Our studies span several levels ranging from

  1. the intrinsic membrane properties of single cells,
  2. the synaptic interactions within micro- and macro-cortical circuits,
  3. the dynamic modulatory influence of endogenous and exogenous neurochemicals upon the intrinsic and synaptic properties described above,
  4. the effects of disturbances in these systems upon the regulation of behaviour.

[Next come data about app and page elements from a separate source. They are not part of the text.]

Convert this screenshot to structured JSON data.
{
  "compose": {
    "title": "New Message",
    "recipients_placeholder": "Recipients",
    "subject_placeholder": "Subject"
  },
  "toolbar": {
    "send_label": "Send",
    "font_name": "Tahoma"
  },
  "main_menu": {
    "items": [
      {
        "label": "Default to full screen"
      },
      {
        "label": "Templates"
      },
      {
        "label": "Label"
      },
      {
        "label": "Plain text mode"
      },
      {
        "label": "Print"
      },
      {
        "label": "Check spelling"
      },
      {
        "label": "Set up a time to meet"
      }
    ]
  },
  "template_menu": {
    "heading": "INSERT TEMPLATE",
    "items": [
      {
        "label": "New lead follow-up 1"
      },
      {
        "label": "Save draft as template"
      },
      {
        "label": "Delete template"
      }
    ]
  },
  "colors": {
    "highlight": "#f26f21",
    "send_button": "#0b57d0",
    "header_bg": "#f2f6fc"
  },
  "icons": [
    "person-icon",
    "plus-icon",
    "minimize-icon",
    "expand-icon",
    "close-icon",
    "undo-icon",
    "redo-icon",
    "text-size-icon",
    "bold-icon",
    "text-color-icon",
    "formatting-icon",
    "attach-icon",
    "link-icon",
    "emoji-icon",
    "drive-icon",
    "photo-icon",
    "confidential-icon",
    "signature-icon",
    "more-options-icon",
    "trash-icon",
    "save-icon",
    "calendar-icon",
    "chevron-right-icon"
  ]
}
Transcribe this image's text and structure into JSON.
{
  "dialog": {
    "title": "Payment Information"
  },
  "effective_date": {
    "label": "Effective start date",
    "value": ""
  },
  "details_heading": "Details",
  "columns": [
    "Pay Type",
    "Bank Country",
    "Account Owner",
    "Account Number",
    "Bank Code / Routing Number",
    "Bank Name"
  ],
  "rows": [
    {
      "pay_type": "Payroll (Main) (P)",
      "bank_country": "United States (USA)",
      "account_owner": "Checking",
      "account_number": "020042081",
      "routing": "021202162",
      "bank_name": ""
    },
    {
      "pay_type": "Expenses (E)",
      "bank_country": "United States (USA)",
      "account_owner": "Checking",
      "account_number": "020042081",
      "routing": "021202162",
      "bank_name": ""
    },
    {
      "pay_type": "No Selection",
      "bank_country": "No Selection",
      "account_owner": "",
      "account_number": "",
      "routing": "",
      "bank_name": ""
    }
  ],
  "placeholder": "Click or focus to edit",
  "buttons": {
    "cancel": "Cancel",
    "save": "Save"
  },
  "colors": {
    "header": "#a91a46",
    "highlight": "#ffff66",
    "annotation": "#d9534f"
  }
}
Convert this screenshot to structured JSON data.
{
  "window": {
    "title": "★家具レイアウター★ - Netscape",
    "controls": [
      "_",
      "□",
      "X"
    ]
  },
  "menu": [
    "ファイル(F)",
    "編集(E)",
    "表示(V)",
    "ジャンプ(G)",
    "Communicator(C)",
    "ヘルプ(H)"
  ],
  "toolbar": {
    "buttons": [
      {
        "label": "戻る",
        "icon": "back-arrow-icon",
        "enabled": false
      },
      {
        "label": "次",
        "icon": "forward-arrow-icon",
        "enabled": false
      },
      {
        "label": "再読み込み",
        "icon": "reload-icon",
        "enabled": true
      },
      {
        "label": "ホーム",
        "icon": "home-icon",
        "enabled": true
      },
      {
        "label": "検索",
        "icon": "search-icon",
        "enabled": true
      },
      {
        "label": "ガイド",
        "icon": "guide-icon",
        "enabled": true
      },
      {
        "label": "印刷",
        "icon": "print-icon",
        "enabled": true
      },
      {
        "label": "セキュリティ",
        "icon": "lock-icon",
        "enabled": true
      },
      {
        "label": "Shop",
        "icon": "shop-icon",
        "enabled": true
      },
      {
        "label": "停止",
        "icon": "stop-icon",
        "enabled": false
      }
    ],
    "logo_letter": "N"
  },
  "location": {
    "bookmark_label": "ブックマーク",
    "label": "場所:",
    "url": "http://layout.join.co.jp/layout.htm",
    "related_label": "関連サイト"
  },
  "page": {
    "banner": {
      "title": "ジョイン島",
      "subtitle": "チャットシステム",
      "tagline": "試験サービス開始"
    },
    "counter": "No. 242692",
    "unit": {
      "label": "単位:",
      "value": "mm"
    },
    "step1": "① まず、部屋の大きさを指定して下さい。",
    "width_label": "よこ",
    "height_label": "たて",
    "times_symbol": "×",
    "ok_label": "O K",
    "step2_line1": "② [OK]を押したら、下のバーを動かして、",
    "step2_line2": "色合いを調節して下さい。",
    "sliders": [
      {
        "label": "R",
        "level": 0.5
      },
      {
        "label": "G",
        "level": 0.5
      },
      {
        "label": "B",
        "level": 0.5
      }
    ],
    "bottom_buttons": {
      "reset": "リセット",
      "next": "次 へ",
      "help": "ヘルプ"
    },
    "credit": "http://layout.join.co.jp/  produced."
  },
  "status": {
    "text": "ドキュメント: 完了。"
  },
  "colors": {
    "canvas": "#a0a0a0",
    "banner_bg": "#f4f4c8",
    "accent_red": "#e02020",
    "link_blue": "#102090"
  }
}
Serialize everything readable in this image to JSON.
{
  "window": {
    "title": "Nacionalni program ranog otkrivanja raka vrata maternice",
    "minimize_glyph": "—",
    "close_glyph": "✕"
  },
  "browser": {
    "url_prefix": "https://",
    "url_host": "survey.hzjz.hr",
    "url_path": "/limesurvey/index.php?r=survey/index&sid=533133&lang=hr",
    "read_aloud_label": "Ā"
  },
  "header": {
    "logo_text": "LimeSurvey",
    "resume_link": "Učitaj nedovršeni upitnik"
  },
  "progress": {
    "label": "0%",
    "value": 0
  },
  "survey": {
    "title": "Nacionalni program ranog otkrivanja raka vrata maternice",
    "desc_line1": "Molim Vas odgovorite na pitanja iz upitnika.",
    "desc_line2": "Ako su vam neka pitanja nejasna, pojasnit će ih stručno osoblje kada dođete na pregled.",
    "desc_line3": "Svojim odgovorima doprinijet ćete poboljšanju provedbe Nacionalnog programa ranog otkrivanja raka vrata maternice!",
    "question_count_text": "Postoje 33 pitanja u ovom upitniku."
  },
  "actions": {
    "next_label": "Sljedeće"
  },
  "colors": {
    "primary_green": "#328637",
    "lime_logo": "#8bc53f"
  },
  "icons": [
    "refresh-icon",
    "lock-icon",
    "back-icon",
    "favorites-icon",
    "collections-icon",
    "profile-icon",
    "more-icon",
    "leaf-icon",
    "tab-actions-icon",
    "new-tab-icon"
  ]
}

Our focus is neurophysiological and includes intracellular techniques (sharp electrode and whole-cell) in both voltage and current clamp modes. Also used are extracellular techniques (single-unit, multi-unit, and field). Multiple electrophysiological recordings of the same or different types tend to be conducted simultaneously, thereby allowing brain events to be recorded at multiple levels and across different anatomical structures. This is important in attempts to decode activity patterns. Recordings are conducted in both in vivo (anaesthetised and freely behaving animals) and in vitro preparations (brain slices and isolated whole brain). Basic neuropharmacological techniques are used to test the effects of neuroactive substance on neurophysiological properties. Neuroanatomical techniques are also used to reveal the morphological characterisation of recorded cells, in addition to the locations of electrodes and probes. Signal analysis procedures allow the characterisation of complex relationships within and between time series signals.